At Adweek.com, I read “Profile: Ralph Steadman – Gonzo art through the Decades” by Eleftheria Parpis:
“There’s a saying: ‘In art there is no such thing as a mistake — a mistake is an excuse to do something else,'” says the 72-year-old artist. “That’s how I feel about drawing and writing. I couldn’t draw very well. I kept blotting things by accident, so I decided to make mistakes part of my work.” Which is how, he adds, his work evolved from the cleaner lines of illustrated books such as I, Leonardo and Sigmund Freud to the messier, frenetic style that later defined his most iconic creations, such as the drawings for Thompson’s novel Fear and Loathing in Las Vegas.
I caught up with Moving Pictures by Kathryn and Stuart Immonen:
I briefly browsed through the posts at GFXworld.org.
I admired the scans of Virgil Finlay’s H.P. Lovecraft illustrations, posted by Mr. Door Tree over at the blog, Golden Age Comic Book Stories: part one, part two and part three. Here’s a tiny taste (the images on Mr. Door Tree’s site are much larger):
I read/skimmed a few articles about the Democratic nomination campaign in the U.S., including this oddly uplifting profile of Barack Obama’s “body man” (an unusual term — or at least, one I’ve never heard before — that appears to be derived from “bodyguard”).
I went back to take another look at a small gallery of gorgeous cartoons by Ethel Hays. Love those sinuous ink lines! Love those flappers!

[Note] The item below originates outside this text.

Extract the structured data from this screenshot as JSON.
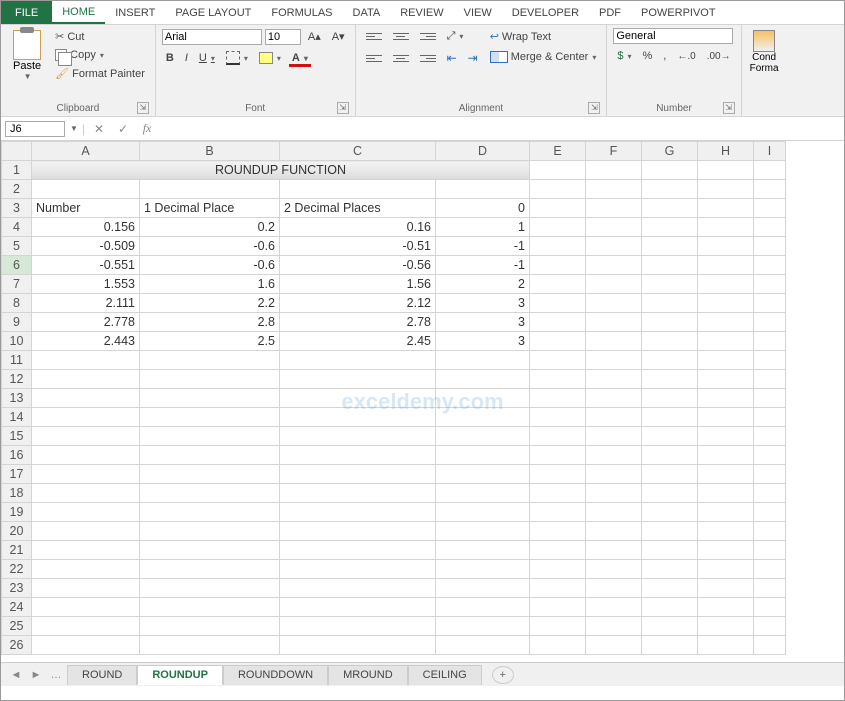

And I checked out Read Yourself Raw to see if the August preview list is up yet. It’s not.
To be continued…